*Assignment:* All of the data should be restated exactly as it stands.

*** Opening of Extracted entries ***

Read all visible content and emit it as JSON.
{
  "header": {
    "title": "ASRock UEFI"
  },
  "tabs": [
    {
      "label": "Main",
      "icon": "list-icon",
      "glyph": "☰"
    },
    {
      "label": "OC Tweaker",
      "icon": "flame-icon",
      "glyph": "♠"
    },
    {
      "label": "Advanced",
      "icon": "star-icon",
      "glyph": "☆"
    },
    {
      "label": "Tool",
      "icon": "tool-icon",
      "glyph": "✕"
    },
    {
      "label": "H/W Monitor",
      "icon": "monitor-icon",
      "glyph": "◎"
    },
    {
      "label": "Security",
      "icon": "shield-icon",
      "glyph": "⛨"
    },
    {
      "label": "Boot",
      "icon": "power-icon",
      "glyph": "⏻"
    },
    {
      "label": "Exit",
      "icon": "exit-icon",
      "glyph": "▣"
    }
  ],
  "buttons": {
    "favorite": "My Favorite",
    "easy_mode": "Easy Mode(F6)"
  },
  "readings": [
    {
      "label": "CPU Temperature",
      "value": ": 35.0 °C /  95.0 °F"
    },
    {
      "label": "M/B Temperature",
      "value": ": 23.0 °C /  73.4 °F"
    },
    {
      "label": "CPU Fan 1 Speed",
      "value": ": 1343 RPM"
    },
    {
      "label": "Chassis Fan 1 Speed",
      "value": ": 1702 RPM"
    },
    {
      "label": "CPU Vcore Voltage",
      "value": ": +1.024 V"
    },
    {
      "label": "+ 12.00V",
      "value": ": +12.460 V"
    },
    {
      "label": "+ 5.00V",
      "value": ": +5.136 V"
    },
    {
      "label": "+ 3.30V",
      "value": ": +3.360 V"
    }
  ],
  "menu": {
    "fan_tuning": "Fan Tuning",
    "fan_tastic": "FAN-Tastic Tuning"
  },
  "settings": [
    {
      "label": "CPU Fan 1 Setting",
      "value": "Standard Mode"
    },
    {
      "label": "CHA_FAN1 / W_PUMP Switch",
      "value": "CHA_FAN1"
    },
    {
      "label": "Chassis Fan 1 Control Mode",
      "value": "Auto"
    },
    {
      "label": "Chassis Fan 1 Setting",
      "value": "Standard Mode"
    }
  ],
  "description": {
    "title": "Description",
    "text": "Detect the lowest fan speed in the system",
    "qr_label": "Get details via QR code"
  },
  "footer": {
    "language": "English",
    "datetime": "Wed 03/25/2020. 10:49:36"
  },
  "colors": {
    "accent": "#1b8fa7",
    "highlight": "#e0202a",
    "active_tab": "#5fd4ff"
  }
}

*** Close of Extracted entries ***

*Response to the task:*
Read all visible content and emit it as JSON.
{
  "header": {
    "title": "ASRock UEFI"
  },
  "tabs": [
    {
      "label": "Main",
      "icon": "list-icon",
      "glyph": "☰"
    },
    {
      "label": "OC Tweaker",
      "icon": "flame-icon",
      "glyph": "♠"
    },
    {
      "label": "Advanced",
      "icon": "star-icon",
      "glyph": "☆"
    },
    {
      "label": "Tool",
      "icon": "tool-icon",
      "glyph": "✕"
    },
    {
      "label": "H/W Monitor",
      "icon": "monitor-icon",
      "glyph": "◎"
    },
    {
      "label": "Security",
      "icon": "shield-icon",
      "glyph": "⛨"
    },
    {
      "label": "Boot",
      "icon": "power-icon",
      "glyph": "⏻"
    },
    {
      "label": "Exit",
      "icon": "exit-icon",
      "glyph": "▣"
    }
  ],
  "buttons": {
    "favorite": "My Favorite",
    "easy_mode": "Easy Mode(F6)"
  },
  "readings": [
    {
      "label": "CPU Temperature",
      "value": ": 35.0 °C /  95.0 °F"
    },
    {
      "label": "M/B Temperature",
      "value": ": 23.0 °C /  73.4 °F"
    },
    {
      "label": "CPU Fan 1 Speed",
      "value": ": 1343 RPM"
    },
    {
      "label": "Chassis Fan 1 Speed",
      "value": ": 1702 RPM"
    },
    {
      "label": "CPU Vcore Voltage",
      "value": ": +1.024 V"
    },
    {
      "label": "+ 12.00V",
      "value": ": +12.460 V"
    },
    {
      "label": "+ 5.00V",
      "value": ": +5.136 V"
    },
    {
      "label": "+ 3.30V",
      "value": ": +3.360 V"
    }
  ],
  "menu": {
    "fan_tuning": "Fan Tuning",
    "fan_tastic": "FAN-Tastic Tuning"
  },
  "settings": [
    {
      "label": "CPU Fan 1 Setting",
      "value": "Standard Mode"
    },
    {
      "label": "CHA_FAN1 / W_PUMP Switch",
      "value": "CHA_FAN1"
    },
    {
      "label": "Chassis Fan 1 Control Mode",
      "value": "Auto"
    },
    {
      "label": "Chassis Fan 1 Setting",
      "value": "Standard Mode"
    }
  ],
  "description": {
    "title": "Description",
    "text": "Detect the lowest fan speed in the system",
    "qr_label": "Get details via QR code"
  },
  "footer": {
    "language": "English",
    "datetime": "Wed 03/25/2020. 10:49:36"
  },
  "colors": {
    "accent": "#1b8fa7",
    "highlight": "#e0202a",
    "active_tab": "#5fd4ff"
  }
}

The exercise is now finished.